Am I grumpy? I may be grumpy… I honestly thought the Bendix business would be over by the end of this comic, but nope, turns out this is just part one of the ‘Siege of Gamorra’. Make it stop. Henry Bendix is super dull and the idea that Batman hasn’t gone all in with Jon to shut down what’s become a rogue nation is daft – this is perfect Outsiders fodder. And what’s Luthor’s endgame? We know he’s been helping Bendix, but while mentioned, he’s not in this issue…is he sitting back, waiting to pick up the pieces after the kryptonite hits the fan?
Things I liked in Tom Taylor’s script. That speech by Jon is great. The subsequent rallying of the troops by Robin is differently excellent. Jay does indeed do well.

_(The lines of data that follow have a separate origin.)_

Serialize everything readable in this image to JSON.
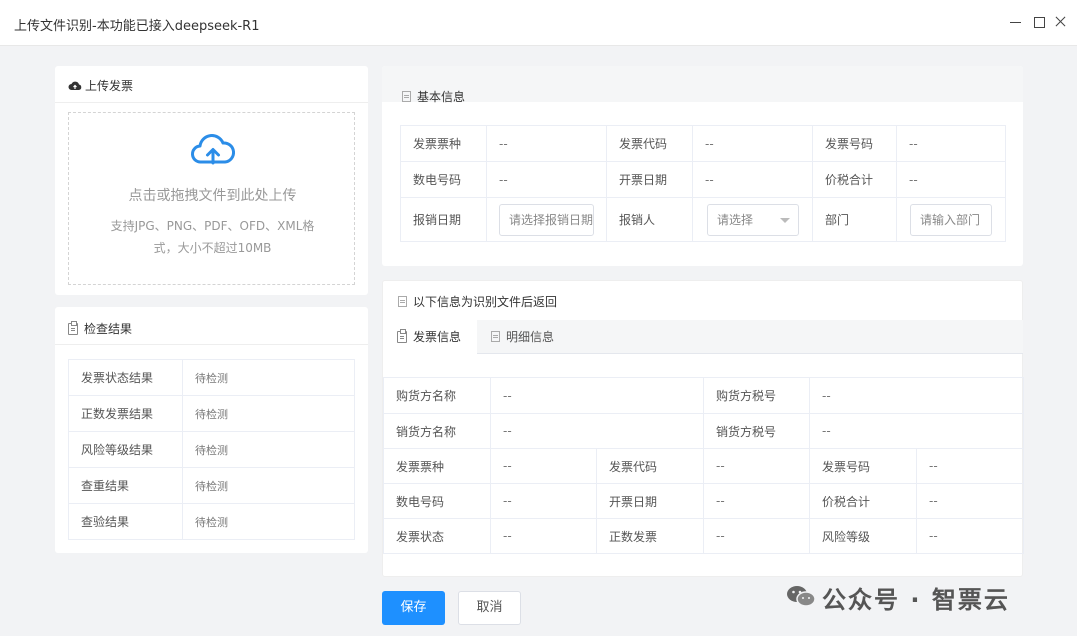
{
  "window": {
    "title": "上传文件识别-本功能已接入deepseek-R1"
  },
  "upload_panel": {
    "title": "上传发票",
    "main_text": "点击或拖拽文件到此处上传",
    "hint_line1": "支持JPG、PNG、PDF、OFD、XML格",
    "hint_line2": "式，大小不超过10MB"
  },
  "check_panel": {
    "title": "检查结果",
    "rows": [
      {
        "label": "发票状态结果",
        "value": "待检测"
      },
      {
        "label": "正数发票结果",
        "value": "待检测"
      },
      {
        "label": "风险等级结果",
        "value": "待检测"
      },
      {
        "label": "查重结果",
        "value": "待检测"
      },
      {
        "label": "查验结果",
        "value": "待检测"
      }
    ]
  },
  "basic_info": {
    "title": "基本信息",
    "row1": [
      {
        "label": "发票票种",
        "value": "--"
      },
      {
        "label": "发票代码",
        "value": "--"
      },
      {
        "label": "发票号码",
        "value": "--"
      }
    ],
    "row2": [
      {
        "label": "数电号码",
        "value": "--"
      },
      {
        "label": "开票日期",
        "value": "--"
      },
      {
        "label": "价税合计",
        "value": "--"
      }
    ],
    "row3": {
      "date_label": "报销日期",
      "date_placeholder": "请选择报销日期",
      "person_label": "报销人",
      "person_placeholder": "请选择",
      "dept_label": "部门",
      "dept_placeholder": "请输入部门"
    }
  },
  "result_panel": {
    "title": "以下信息为识别文件后返回",
    "tabs": [
      "发票信息",
      "明细信息"
    ],
    "buyer_rows": [
      {
        "label1": "购货方名称",
        "value1": "--",
        "label2": "购货方税号",
        "value2": "--"
      },
      {
        "label1": "销货方名称",
        "value1": "--",
        "label2": "销货方税号",
        "value2": "--"
      }
    ],
    "info_rows": [
      [
        {
          "label": "发票票种",
          "value": "--"
        },
        {
          "label": "发票代码",
          "value": "--"
        },
        {
          "label": "发票号码",
          "value": "--"
        }
      ],
      [
        {
          "label": "数电号码",
          "value": "--"
        },
        {
          "label": "开票日期",
          "value": "--"
        },
        {
          "label": "价税合计",
          "value": "--"
        }
      ],
      [
        {
          "label": "发票状态",
          "value": "--"
        },
        {
          "label": "正数发票",
          "value": "--"
        },
        {
          "label": "风险等级",
          "value": "--"
        }
      ]
    ]
  },
  "actions": {
    "save": "保存",
    "cancel": "取消"
  },
  "watermark": {
    "text": "公众号 · 智票云"
  },
  "colors": {
    "primary": "#1e90ff",
    "cloud_icon": "#2b8de8"
  }
}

But Jon doesn’t do enough. The Revolutionaries are utterly anodyne compared to how they were in Taylor and Bruno Redondo’s superb Suicide Squad. We still don’t know if Lois has actually quit the Daily Planet to work for The Truth online rag. And this is a very quick read, a tiny nugget of the overall story.
Cian Tormey’s art, coloured rather drably by Fernando Blee, is fine, not terribly exciting but it tells the story. There’s a double page action spread that should be a lot more exciting. The best artistic moment is when Jon finds Robin has joined their mission – we get smiles. Everywhere else Jon is looking sad or bemused or stern… a Superman shouldn’t be so depressing. But when he’s with Robin, he’s happy. I’ve not said it for months, but for cripes’ sake, wipe out this version of Jon Kent and give us back tween Jon, the happy, spunky, clever Superboy – let some other hero carry the torch for earnest young adults.
Rant rant… I’d love to hear your thoughts on this issue, on this series. Am I being too hard on it?
Another positive! I really like the cover by illustrator Travis Moore and colourist Tamra Bonvillain, it has the joie de vivre the actual storyline lacks, and it’s beautifully executed.
Is it deliberate that the costume designed for ‘Phantom Boy’ Jay is so much like old LEGION member Phase’s look?